Beyond concerns around the FBI, the hearing also gave members an opportunity to dig into a number of national security threats.
A key issue were concerns around both Russian and Chinese malicious cyber activity against the U.S., particularly as the hearing was held the same day the Biden administration announced sanctions against Russia in retaliation for the SolarWinds hack and Russian election interference.
Several members of the committee questioned the intelligence leaders on whether the sanctions did enough to deter Russian malicious behavior. Gen. Paul Nakasone, the commander of U.S. Cyber Command and director of the NSA, described the sanctions as a positive step in light of increasing threats.
"One of the things that we as a nation have to understand is that our adversaries today are operating with scope, scale, sophistication that is unlike what we have seen before, and it requires us, us within the government, us within the private sector to raise the bar, to make it that much more difficult, to have resiliency, and obviously to act," Nakasone testified.
Much of the conversation focused on threats from China, specifically its role in the COVID-19 pandemic, with heads of the various intelligence agencies repeatedly reiterating the lack of any evidence that the COVID-19 virus was created in a lab.

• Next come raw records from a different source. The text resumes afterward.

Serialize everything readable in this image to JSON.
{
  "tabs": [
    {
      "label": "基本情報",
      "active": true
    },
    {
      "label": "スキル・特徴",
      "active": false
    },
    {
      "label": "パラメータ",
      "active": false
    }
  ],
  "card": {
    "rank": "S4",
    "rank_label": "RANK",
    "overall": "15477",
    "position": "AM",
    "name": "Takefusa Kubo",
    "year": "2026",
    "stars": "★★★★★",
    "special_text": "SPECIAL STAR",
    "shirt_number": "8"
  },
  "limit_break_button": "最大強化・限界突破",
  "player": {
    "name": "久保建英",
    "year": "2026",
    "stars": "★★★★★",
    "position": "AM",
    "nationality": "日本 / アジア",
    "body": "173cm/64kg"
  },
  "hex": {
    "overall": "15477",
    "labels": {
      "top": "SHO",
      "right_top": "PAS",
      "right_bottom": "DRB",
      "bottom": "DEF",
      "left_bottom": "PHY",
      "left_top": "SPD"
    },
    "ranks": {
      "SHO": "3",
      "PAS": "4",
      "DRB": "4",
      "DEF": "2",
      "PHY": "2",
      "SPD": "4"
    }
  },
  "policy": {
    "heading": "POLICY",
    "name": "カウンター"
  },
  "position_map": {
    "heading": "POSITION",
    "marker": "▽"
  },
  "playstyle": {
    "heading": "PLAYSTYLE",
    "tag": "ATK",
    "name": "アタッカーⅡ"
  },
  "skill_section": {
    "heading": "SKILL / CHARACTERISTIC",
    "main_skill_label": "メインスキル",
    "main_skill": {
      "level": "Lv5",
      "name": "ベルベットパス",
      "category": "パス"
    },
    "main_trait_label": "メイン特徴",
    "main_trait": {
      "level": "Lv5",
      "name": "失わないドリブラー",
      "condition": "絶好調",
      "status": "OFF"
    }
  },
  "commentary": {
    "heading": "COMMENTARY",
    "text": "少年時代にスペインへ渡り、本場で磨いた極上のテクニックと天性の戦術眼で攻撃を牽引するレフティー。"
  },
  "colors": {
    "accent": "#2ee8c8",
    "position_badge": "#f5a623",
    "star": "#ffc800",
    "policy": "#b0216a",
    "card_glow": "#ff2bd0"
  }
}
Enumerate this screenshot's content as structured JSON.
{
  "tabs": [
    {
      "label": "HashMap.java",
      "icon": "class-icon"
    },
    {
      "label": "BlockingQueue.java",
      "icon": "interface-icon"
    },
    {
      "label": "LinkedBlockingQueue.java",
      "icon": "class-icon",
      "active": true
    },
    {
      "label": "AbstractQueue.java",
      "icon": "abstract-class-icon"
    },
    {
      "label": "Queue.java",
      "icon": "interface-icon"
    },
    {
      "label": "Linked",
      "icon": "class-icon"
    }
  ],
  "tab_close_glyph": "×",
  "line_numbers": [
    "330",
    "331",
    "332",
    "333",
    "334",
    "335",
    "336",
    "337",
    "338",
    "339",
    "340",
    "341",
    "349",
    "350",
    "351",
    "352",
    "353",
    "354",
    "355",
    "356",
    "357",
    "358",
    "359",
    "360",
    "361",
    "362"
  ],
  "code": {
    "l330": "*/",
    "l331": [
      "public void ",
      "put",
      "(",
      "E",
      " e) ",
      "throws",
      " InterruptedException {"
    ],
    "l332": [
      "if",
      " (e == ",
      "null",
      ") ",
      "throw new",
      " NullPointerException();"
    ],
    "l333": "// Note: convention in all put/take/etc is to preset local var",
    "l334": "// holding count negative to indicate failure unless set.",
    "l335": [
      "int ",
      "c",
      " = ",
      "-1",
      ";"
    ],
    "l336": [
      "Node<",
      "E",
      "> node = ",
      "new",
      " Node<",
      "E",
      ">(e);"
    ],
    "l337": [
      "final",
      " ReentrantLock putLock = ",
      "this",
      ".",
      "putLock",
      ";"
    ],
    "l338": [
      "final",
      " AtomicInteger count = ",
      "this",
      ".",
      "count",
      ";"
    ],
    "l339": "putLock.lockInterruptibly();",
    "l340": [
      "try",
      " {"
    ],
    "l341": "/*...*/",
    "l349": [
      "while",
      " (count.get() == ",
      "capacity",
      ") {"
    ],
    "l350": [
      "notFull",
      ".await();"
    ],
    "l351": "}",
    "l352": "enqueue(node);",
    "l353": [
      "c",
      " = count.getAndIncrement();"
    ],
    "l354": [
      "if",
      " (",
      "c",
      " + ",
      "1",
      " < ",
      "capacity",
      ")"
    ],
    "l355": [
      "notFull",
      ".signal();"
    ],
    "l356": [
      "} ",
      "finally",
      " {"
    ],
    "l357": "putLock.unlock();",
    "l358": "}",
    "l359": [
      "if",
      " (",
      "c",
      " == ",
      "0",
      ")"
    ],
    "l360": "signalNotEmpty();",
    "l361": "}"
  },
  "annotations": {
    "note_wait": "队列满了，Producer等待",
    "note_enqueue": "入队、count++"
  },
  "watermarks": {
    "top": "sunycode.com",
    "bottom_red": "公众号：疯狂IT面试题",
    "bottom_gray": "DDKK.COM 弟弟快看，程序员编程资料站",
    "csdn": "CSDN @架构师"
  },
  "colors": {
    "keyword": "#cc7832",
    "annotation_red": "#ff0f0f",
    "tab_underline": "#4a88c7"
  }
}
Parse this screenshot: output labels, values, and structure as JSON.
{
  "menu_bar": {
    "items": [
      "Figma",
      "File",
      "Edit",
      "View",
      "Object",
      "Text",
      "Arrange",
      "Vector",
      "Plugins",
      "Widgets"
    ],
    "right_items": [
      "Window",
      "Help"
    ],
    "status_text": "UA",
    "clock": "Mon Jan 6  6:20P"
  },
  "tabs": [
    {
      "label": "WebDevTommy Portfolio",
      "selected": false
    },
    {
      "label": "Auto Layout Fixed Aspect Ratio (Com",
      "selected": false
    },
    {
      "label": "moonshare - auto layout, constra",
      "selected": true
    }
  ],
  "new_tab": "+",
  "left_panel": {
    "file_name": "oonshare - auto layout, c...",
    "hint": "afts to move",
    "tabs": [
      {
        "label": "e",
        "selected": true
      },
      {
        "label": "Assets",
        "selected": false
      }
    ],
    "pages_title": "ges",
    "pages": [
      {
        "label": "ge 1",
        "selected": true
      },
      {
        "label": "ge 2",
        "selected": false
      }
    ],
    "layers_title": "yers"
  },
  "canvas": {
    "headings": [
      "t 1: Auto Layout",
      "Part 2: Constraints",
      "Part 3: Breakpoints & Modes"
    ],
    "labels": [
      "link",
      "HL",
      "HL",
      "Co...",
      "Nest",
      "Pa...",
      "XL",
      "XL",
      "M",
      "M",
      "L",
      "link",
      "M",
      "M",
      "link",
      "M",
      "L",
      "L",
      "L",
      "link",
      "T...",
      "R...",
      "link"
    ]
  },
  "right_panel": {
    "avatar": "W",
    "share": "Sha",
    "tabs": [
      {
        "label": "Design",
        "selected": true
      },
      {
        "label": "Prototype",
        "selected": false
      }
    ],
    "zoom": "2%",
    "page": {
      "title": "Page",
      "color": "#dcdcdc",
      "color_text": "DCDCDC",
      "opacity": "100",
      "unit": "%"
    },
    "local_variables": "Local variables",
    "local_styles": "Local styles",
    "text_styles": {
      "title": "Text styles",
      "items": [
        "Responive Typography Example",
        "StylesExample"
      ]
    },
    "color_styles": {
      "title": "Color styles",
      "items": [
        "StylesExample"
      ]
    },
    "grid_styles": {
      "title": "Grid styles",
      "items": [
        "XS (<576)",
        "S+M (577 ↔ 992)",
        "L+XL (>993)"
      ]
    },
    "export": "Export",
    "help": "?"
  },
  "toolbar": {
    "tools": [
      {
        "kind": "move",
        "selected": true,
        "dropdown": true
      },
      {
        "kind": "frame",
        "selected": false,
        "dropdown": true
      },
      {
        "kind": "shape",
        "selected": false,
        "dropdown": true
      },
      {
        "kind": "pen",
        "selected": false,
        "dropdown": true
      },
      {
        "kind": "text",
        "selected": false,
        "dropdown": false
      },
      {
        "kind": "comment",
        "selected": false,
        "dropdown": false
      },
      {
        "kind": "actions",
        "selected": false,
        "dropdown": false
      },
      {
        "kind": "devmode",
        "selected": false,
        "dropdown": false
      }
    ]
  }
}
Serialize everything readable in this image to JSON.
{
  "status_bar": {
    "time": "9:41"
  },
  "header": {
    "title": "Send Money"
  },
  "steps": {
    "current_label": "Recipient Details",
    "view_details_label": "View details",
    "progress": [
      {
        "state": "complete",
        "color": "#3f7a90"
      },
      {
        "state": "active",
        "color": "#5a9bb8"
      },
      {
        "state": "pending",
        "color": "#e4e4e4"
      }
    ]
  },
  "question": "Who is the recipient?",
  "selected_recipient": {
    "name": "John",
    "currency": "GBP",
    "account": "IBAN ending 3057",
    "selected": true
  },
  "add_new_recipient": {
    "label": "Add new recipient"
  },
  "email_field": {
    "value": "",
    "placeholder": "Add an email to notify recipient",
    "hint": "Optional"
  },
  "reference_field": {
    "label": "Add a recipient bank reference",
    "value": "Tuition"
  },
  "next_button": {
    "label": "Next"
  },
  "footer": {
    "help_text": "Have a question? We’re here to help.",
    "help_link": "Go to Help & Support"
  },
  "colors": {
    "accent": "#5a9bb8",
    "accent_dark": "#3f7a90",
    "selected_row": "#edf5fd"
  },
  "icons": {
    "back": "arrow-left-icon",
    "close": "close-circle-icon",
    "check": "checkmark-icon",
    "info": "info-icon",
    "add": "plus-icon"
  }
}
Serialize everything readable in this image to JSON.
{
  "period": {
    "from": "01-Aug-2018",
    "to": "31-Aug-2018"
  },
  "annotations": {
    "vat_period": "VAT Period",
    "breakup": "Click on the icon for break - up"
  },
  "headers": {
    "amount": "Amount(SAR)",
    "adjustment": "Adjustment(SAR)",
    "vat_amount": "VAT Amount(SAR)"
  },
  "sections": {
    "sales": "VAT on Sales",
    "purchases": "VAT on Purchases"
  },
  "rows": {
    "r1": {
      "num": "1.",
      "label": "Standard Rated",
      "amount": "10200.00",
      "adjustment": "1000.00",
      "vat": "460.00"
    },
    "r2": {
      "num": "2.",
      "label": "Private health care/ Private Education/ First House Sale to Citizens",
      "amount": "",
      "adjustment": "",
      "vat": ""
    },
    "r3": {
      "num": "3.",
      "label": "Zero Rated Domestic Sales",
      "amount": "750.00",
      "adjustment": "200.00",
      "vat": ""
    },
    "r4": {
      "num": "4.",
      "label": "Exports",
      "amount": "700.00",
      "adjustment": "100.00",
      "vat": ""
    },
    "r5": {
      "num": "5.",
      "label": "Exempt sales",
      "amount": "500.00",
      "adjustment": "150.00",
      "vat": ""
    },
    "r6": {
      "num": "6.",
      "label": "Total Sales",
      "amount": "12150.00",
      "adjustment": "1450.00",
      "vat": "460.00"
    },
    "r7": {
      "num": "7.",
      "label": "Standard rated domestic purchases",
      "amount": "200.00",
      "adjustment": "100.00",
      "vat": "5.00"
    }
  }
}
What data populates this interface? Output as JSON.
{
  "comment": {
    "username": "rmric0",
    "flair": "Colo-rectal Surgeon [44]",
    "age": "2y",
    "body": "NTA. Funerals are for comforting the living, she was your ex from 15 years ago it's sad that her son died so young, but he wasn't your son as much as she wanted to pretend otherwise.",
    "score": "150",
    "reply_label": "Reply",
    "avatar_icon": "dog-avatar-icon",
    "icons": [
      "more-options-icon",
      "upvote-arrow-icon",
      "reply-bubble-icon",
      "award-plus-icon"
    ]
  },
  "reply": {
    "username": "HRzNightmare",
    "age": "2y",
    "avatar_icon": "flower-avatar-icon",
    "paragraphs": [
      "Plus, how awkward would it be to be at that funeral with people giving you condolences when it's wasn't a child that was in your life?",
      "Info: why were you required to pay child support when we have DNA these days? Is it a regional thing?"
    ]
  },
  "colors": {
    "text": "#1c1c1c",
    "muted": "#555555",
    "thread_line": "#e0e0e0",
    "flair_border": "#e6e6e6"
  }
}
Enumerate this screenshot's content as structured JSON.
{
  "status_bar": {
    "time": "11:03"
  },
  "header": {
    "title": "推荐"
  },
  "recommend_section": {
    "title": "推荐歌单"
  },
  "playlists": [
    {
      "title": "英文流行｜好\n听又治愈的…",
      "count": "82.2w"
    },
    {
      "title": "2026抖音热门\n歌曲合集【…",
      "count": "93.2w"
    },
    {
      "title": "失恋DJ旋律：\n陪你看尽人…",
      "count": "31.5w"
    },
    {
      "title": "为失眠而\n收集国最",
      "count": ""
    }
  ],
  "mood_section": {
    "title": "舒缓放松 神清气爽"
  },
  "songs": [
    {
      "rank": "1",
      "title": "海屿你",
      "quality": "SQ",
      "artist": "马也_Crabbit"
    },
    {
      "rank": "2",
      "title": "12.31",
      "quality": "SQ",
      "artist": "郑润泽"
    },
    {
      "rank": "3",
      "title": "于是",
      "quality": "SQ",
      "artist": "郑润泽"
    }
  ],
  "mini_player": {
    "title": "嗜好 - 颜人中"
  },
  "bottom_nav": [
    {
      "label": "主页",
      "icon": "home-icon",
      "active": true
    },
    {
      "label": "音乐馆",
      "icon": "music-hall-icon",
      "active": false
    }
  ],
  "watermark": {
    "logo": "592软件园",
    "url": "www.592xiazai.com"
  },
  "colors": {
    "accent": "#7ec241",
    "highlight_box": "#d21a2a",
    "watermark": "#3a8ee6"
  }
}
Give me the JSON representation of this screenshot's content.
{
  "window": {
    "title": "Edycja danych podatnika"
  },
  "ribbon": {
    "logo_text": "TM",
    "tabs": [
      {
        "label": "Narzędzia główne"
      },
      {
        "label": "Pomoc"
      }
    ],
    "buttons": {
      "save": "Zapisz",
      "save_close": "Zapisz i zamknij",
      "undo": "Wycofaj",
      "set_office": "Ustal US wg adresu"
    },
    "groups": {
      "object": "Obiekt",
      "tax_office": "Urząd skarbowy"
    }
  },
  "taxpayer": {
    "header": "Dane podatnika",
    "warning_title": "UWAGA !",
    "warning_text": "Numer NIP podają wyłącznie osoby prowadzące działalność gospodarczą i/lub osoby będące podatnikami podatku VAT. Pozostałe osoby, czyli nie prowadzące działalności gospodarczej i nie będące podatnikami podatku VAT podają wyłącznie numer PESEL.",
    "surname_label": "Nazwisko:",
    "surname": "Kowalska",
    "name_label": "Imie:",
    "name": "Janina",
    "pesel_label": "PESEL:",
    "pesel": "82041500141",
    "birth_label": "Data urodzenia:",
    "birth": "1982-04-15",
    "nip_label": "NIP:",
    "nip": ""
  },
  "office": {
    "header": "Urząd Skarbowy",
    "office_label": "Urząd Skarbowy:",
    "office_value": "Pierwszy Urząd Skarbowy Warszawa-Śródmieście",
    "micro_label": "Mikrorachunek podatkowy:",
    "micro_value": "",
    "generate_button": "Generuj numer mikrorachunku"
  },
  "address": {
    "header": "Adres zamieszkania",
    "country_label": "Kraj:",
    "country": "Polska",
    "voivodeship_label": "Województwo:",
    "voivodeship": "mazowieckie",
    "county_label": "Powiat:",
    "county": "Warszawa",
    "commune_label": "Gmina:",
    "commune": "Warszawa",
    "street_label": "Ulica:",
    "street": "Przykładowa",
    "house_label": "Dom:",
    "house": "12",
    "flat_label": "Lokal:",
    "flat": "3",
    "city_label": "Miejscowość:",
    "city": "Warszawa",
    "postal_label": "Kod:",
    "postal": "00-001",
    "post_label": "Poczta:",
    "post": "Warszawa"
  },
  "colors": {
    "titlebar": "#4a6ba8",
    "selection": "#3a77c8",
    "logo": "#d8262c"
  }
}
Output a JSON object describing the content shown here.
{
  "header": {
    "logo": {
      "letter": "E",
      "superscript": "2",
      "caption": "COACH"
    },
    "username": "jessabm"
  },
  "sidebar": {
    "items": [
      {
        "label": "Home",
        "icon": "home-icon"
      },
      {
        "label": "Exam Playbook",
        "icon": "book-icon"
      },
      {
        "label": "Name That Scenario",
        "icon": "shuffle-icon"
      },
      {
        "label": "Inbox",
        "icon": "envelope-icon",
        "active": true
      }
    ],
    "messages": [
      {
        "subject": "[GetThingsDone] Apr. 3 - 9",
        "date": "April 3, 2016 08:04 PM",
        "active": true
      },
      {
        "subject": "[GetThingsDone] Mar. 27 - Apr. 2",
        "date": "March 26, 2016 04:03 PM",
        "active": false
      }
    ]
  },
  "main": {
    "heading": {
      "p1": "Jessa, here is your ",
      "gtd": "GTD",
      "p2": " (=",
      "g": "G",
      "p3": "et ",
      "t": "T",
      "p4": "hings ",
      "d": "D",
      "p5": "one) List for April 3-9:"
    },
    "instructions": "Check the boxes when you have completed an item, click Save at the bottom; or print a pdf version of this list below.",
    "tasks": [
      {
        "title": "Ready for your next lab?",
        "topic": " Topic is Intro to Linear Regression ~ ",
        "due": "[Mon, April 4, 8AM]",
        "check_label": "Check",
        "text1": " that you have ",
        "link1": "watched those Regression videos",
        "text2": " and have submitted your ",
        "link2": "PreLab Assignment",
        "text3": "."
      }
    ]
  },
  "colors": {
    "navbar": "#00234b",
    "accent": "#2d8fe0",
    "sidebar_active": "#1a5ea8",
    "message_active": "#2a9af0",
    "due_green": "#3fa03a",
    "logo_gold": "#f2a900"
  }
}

Intelligence officials said they've largely reached that conclusion without relying on Chinese information.
"I think it is clear that the Chinese government was not fully forthcoming or transparent especially very early on in the pandemic, when, you know, transparency, and being forthcoming might have made a much bigger difference for the rest of the world," CIA Director William Burns said.
Burns also underlined the gravity of the increasing threats posed by China across a variety of sectors and fields, testifying that "China poses the single biggest geopolitical test for the United States as far out into the 21st century as I can see."
Russia's growing military presence near its border with Ukraine also spurred questions.
"We see it as more of a show of force and an effort to intimidate both Ukraine in a sense and the United States," Haines told lawmakers.
DIA Director Lt. Gen. Scott Berrier added that they "have placed themselves in a posture where it's given them options."